* _Work order_: Search the listing for the string "heading". Copy every line that has it.

════════

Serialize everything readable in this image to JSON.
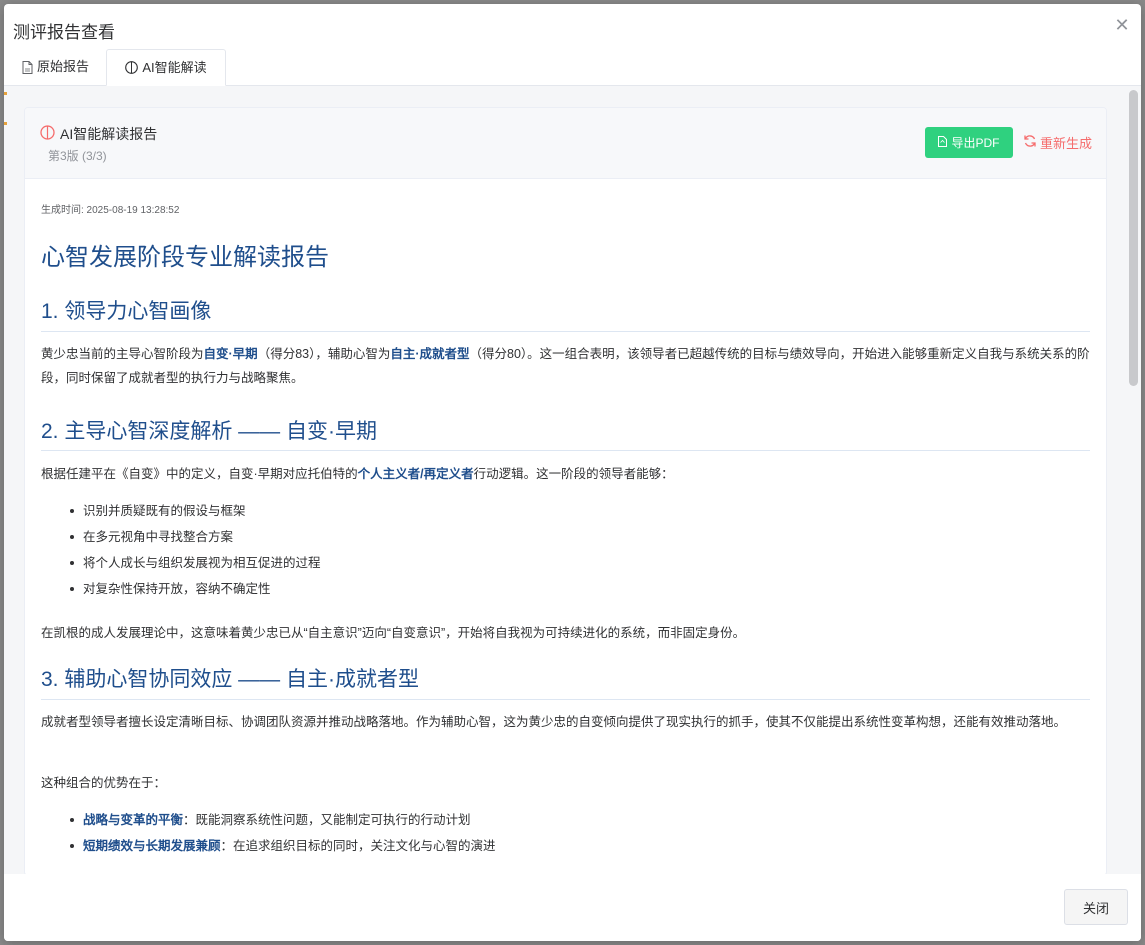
{
  "dialog": {
    "title": "测评报告查看",
    "close_icon": "close-icon",
    "close_button_label": "关闭"
  },
  "tabs": [
    {
      "label": "原始报告",
      "icon": "document-icon",
      "active": false
    },
    {
      "label": "AI智能解读",
      "icon": "brain-icon",
      "active": true
    }
  ],
  "card": {
    "title": "AI智能解读报告",
    "version": "第3版 (3/3)",
    "export_pdf_label": "导出PDF",
    "regenerate_label": "重新生成",
    "colors": {
      "export_button": "#2fd17f",
      "regenerate": "#f56c6c",
      "heading": "#1f4e8c"
    }
  },
  "report": {
    "generated_time": "生成时间: 2025-08-19 13:28:52",
    "title": "心智发展阶段专业解读报告",
    "s1": {
      "heading": "1. 领导力心智画像",
      "p1_a": "黄少忠当前的主导心智阶段为",
      "p1_b1": "自变·早期",
      "p1_c": "（得分83），辅助心智为",
      "p1_b2": "自主·成就者型",
      "p1_d": "（得分80）。这一组合表明，该领导者已超越传统的目标与绩效导向，开始进入能够重新定义自我与系统关系的阶段，同时保留了成就者型的执行力与战略聚焦。"
    },
    "s2": {
      "heading": "2. 主导心智深度解析 —— 自变·早期",
      "p1_a": "根据任建平在《自变》中的定义，自变·早期对应托伯特的",
      "p1_b": "个人主义者/再定义者",
      "p1_c": "行动逻辑。这一阶段的领导者能够：",
      "bullets": [
        "识别并质疑既有的假设与框架",
        "在多元视角中寻找整合方案",
        "将个人成长与组织发展视为相互促进的过程",
        "对复杂性保持开放，容纳不确定性"
      ],
      "p2": "在凯根的成人发展理论中，这意味着黄少忠已从“自主意识”迈向“自变意识”，开始将自我视为可持续进化的系统，而非固定身份。"
    },
    "s3": {
      "heading": "3. 辅助心智协同效应 —— 自主·成就者型",
      "p1": "成就者型领导者擅长设定清晰目标、协调团队资源并推动战略落地。作为辅助心智，这为黄少忠的自变倾向提供了现实执行的抓手，使其不仅能提出系统性变革构想，还能有效推动落地。",
      "p2": "这种组合的优势在于：",
      "bullets": [
        {
          "bold": "战略与变革的平衡",
          "text": "：既能洞察系统性问题，又能制定可执行的行动计划"
        },
        {
          "bold": "短期绩效与长期发展兼顾",
          "text": "：在追求组织目标的同时，关注文化与心智的演进"
        }
      ]
    }
  }
}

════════

* _Answer box_:
      "heading": "#1f4e8c"
      "heading": "1. 领导力心智画像",
      "heading": "2. 主导心智深度解析 —— 自变·早期",
      "heading": "3. 辅助心智协同效应 —— 自主·成就者型",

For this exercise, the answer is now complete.